      YES. I eat back ALL of my exercises. Sometimes I even add more exercise to eat more food! And I set mine at .5lb too!

  • Jess

    I’m a severely emotional eater.

    An anxiety disorder combined with four kids, one of them special needs, and I help all the ugly go away through bags of kettle cooked potato chips and pints of Ben and Jerry.

    So I get it.

    I joined weight watchers about a year ago, but didn’t actually do it until the last month. Biggest thing that’s helped me avoid that emotional roller coaster about the scale number? ONLY weigh yourself once a week. PIck a day, and only weigh yourself on that day, first thing in the morning. It’s made a huuuge difference in my brain playing games with me.

    • zoot

      I’ve tried that so many times! But I don’t know what it is – a compulsion of some sorty – but I just feel like I can’t go without weighing every day. I wish I could stop but I think there’s something consoling about actually KNOWING it fluctuates so much. I don’t know – it’s crazy I’m sure!

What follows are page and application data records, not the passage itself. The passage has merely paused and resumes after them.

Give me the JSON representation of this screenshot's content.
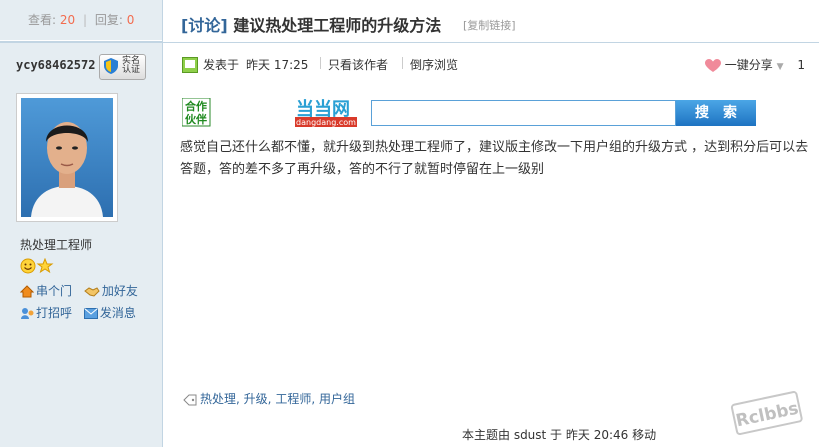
{
  "stats": {
    "views_label": "查看:",
    "views": "20",
    "replies_label": "回复:",
    "replies": "0"
  },
  "user": {
    "name": "ycy68462572",
    "badge_text": "实名认证",
    "title": "热处理工程师",
    "actions": [
      {
        "label": "串个门",
        "icon": "home-icon"
      },
      {
        "label": "加好友",
        "icon": "handshake-icon"
      },
      {
        "label": "打招呼",
        "icon": "wave-icon"
      },
      {
        "label": "发消息",
        "icon": "mail-icon"
      }
    ]
  },
  "post": {
    "category": "[讨论]",
    "title": "建议热处理工程师的升级方法",
    "copy_link": "[复制链接]",
    "posted_label": "发表于",
    "posted_time": "昨天 17:25",
    "only_author": "只看该作者",
    "reverse": "倒序浏览",
    "share_label": "一键分享",
    "floor": "1",
    "body": "感觉自己还什么都不懂，就升级到热处理工程师了，建议版主修改一下用户组的升级方式 ，达到积分后可以去答题，答的差不多了再升级，答的不行了就暂时停留在上一级别",
    "tags": [
      "热处理",
      "升级",
      "工程师",
      "用户组"
    ],
    "footer": "本主题由 sdust 于 昨天 20:46 移动"
  },
  "ad": {
    "partner": "合作伙伴",
    "brand": "当当网",
    "domain": "dangdang.com",
    "search_button": "搜索"
  },
  "watermark": "Rclbbs",
  "colors": {
    "accent": "#336699",
    "sidebar": "#e5edf2",
    "orange": "#f26c4f"
  }
}
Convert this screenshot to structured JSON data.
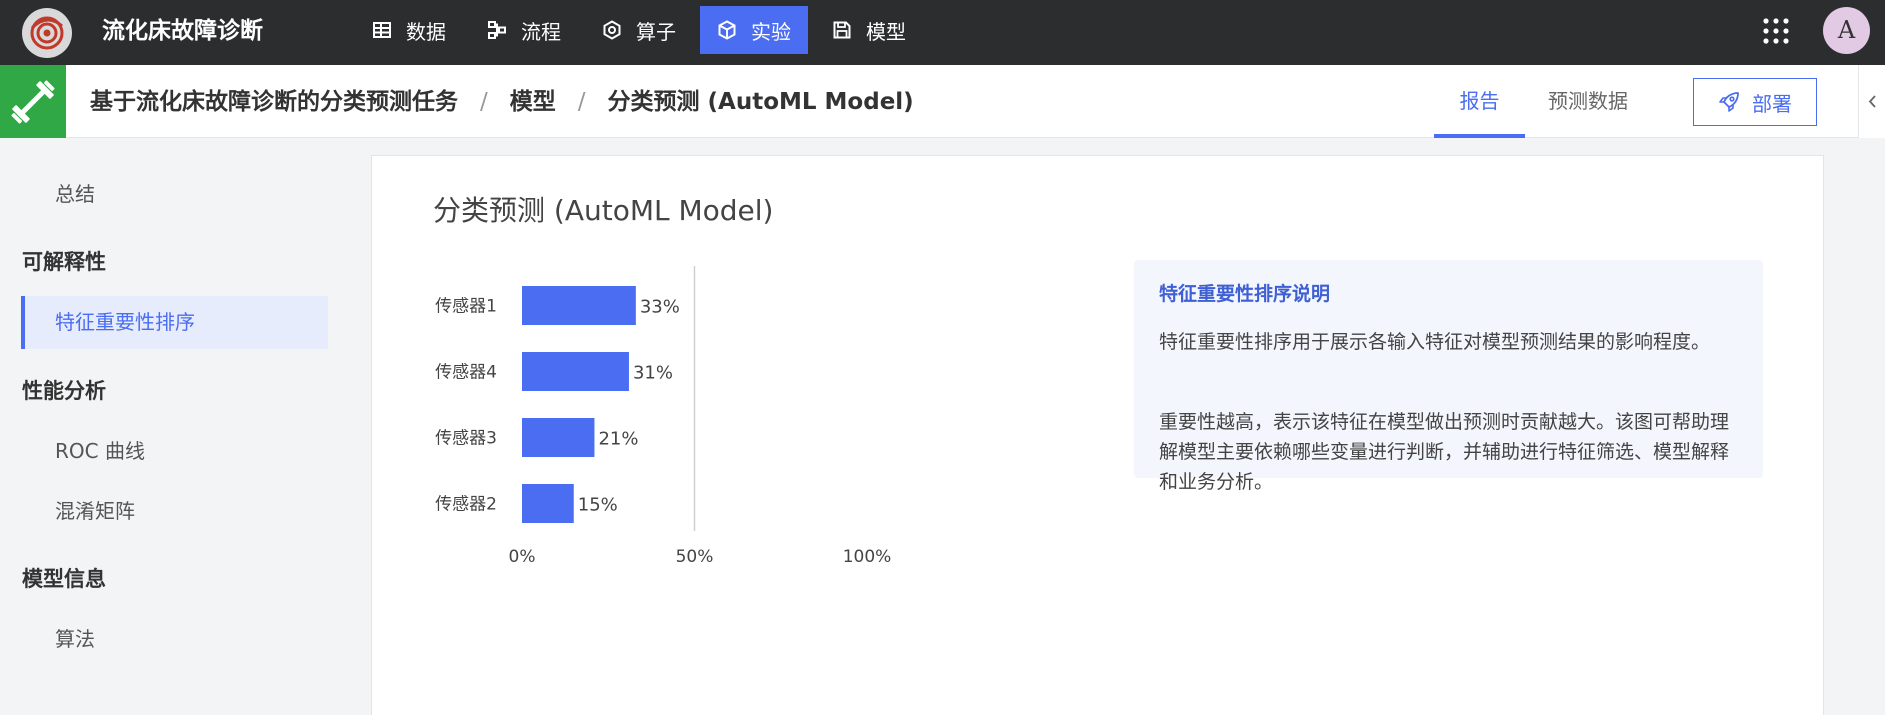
{
  "app": {
    "title": "流化床故障诊断"
  },
  "nav": [
    {
      "label": "数据",
      "icon": "table-icon"
    },
    {
      "label": "流程",
      "icon": "flow-icon"
    },
    {
      "label": "算子",
      "icon": "hexagon-icon"
    },
    {
      "label": "实验",
      "icon": "cube-icon",
      "active": true
    },
    {
      "label": "模型",
      "icon": "save-icon"
    }
  ],
  "user": {
    "avatar_letter": "A"
  },
  "breadcrumb": {
    "project": "基于流化床故障诊断的分类预测任务",
    "section": "模型",
    "current": "分类预测 (AutoML Model)",
    "separator": "/"
  },
  "tabs": {
    "report": "报告",
    "prediction_data": "预测数据"
  },
  "deploy": {
    "label": "部署"
  },
  "sidebar": {
    "summary": "总结",
    "groups": [
      {
        "title": "可解释性",
        "items": [
          "特征重要性排序"
        ]
      },
      {
        "title": "性能分析",
        "items": [
          "ROC 曲线",
          "混淆矩阵"
        ]
      },
      {
        "title": "模型信息",
        "items": [
          "算法"
        ]
      }
    ],
    "active_item": "特征重要性排序"
  },
  "card": {
    "title": "分类预测 (AutoML Model)"
  },
  "chart_data": {
    "type": "bar",
    "orientation": "horizontal",
    "categories": [
      "传感器1",
      "传感器4",
      "传感器3",
      "传感器2"
    ],
    "values": [
      33,
      31,
      21,
      15
    ],
    "value_labels": [
      "33%",
      "31%",
      "21%",
      "15%"
    ],
    "xlim": [
      0,
      100
    ],
    "xticks": [
      "0%",
      "50%",
      "100%"
    ],
    "color": "#4a6df2",
    "title": "",
    "xlabel": "",
    "ylabel": ""
  },
  "info": {
    "title": "特征重要性排序说明",
    "p1": "特征重要性排序用于展示各输入特征对模型预测结果的影响程度。",
    "p2": "重要性越高，表示该特征在模型做出预测时贡献越大。该图可帮助理解模型主要依赖哪些变量进行判断，并辅助进行特征筛选、模型解释和业务分析。"
  },
  "colors": {
    "accent": "#4a6df2",
    "topbar": "#2b2d2e",
    "project_badge": "#2fa845"
  }
}
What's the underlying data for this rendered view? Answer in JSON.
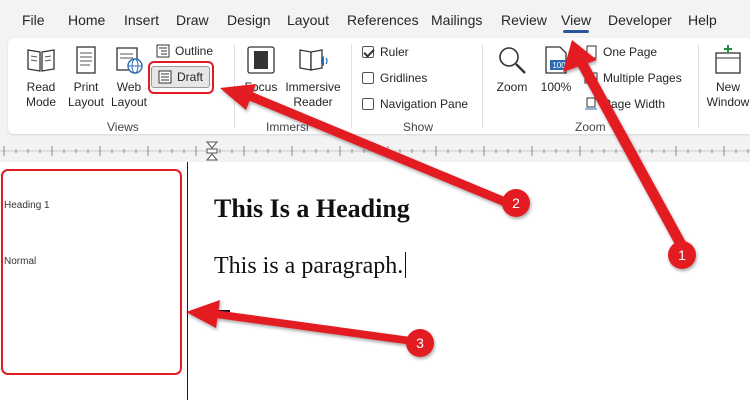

  • Rayshell

    I feel your pain. I weigh myself everyday! I am an emotional night eater and joined weight watchers four weeks ago. I’ve been good and I’ve lost 6 lbs, but it is a HUGE struggle. I have no awesome words of encourgement, SORRY! BUT you are not alone! šŸ™‚ Hang in there!!

    • zoot

      Thank you for commiserating as an EVERYDAY weigh-er. I just can’t NOT do it. And believe me, knowing I’m not alone is exactly what I need šŸ™‚